◆ Work order
Among the entries, which lines carry the string "files"? Copy every one.

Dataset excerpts

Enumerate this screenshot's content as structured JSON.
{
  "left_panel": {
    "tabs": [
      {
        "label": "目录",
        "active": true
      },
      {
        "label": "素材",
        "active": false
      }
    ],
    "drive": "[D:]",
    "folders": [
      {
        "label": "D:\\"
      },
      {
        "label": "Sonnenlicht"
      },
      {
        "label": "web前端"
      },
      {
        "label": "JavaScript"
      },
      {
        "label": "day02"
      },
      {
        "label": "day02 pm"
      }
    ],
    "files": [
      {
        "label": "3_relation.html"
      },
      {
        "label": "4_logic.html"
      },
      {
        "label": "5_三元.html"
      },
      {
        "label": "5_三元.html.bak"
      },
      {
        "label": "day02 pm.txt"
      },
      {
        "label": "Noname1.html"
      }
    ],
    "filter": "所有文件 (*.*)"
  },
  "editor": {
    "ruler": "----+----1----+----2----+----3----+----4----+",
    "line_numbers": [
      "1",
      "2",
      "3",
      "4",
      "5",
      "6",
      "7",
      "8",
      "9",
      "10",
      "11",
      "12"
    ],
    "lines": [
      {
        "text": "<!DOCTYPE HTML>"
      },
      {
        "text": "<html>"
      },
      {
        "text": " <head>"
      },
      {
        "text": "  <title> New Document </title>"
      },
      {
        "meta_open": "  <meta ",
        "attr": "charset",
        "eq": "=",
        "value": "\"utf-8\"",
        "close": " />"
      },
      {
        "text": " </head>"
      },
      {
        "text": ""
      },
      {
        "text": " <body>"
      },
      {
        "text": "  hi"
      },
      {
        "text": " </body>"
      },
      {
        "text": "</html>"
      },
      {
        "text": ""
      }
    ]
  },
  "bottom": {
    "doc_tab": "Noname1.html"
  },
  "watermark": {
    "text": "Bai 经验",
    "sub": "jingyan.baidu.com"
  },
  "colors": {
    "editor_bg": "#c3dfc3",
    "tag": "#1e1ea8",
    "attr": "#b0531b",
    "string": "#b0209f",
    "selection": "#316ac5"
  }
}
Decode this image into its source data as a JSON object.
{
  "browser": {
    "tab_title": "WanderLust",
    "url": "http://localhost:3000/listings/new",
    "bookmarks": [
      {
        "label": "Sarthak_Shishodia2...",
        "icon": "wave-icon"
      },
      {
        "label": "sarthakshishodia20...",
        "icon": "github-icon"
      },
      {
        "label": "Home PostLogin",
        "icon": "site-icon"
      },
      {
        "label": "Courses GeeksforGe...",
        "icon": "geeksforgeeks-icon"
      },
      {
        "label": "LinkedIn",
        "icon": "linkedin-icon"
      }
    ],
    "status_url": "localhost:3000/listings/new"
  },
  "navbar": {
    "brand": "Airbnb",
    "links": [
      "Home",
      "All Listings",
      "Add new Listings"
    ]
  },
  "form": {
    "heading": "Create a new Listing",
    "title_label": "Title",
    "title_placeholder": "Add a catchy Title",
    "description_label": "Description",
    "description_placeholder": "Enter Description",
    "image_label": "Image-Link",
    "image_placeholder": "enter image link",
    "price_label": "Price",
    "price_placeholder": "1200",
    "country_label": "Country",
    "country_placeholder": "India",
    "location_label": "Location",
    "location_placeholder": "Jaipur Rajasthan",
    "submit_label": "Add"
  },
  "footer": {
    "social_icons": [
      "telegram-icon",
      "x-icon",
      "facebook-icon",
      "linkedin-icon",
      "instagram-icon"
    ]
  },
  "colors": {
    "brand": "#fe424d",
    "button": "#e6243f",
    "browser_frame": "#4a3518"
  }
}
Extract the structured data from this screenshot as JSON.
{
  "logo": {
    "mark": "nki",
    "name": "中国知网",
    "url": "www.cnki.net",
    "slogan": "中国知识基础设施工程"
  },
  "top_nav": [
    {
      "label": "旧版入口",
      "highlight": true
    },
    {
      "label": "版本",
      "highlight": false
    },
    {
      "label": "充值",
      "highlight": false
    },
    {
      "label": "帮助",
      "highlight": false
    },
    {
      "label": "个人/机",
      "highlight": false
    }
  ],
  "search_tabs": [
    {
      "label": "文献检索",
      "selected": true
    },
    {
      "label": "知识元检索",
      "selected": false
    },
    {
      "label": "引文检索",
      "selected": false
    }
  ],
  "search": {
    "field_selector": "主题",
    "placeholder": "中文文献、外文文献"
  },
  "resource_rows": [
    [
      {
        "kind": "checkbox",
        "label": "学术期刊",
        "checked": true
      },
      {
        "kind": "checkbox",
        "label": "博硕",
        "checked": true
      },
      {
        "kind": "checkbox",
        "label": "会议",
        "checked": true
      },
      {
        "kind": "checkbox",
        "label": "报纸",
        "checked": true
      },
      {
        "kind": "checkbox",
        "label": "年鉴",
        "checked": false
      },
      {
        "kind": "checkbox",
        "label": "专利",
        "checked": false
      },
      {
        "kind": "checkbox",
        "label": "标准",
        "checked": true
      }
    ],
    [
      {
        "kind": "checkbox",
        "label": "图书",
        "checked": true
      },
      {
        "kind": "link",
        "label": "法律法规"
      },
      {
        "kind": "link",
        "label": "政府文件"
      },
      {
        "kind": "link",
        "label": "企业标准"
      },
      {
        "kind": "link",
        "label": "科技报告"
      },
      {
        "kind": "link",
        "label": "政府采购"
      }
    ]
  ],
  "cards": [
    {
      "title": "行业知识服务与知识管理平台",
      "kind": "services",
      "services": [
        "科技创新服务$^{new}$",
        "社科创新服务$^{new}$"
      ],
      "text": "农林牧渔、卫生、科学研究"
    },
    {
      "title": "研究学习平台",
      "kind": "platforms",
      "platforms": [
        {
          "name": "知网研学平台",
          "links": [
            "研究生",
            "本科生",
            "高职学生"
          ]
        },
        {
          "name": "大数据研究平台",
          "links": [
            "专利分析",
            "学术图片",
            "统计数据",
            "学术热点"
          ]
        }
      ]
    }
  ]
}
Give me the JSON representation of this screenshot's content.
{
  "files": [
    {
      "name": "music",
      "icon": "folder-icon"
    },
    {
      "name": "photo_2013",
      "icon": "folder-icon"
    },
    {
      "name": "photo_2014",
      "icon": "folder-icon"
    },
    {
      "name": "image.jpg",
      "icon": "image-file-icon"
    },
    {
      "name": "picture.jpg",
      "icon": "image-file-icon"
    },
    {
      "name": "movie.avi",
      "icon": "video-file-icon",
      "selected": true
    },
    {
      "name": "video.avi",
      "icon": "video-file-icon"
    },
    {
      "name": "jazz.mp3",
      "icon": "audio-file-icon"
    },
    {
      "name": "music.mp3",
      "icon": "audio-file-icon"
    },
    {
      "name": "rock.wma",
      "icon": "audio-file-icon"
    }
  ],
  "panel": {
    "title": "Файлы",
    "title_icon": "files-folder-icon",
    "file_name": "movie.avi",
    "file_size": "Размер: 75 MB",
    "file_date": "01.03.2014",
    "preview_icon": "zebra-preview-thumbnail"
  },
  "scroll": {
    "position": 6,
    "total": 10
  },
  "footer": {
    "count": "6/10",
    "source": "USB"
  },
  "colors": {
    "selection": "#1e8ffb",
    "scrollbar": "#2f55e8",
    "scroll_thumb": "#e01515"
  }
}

◆ Response area
    "files": [
  "files": [
    "title_icon": "files-folder-icon",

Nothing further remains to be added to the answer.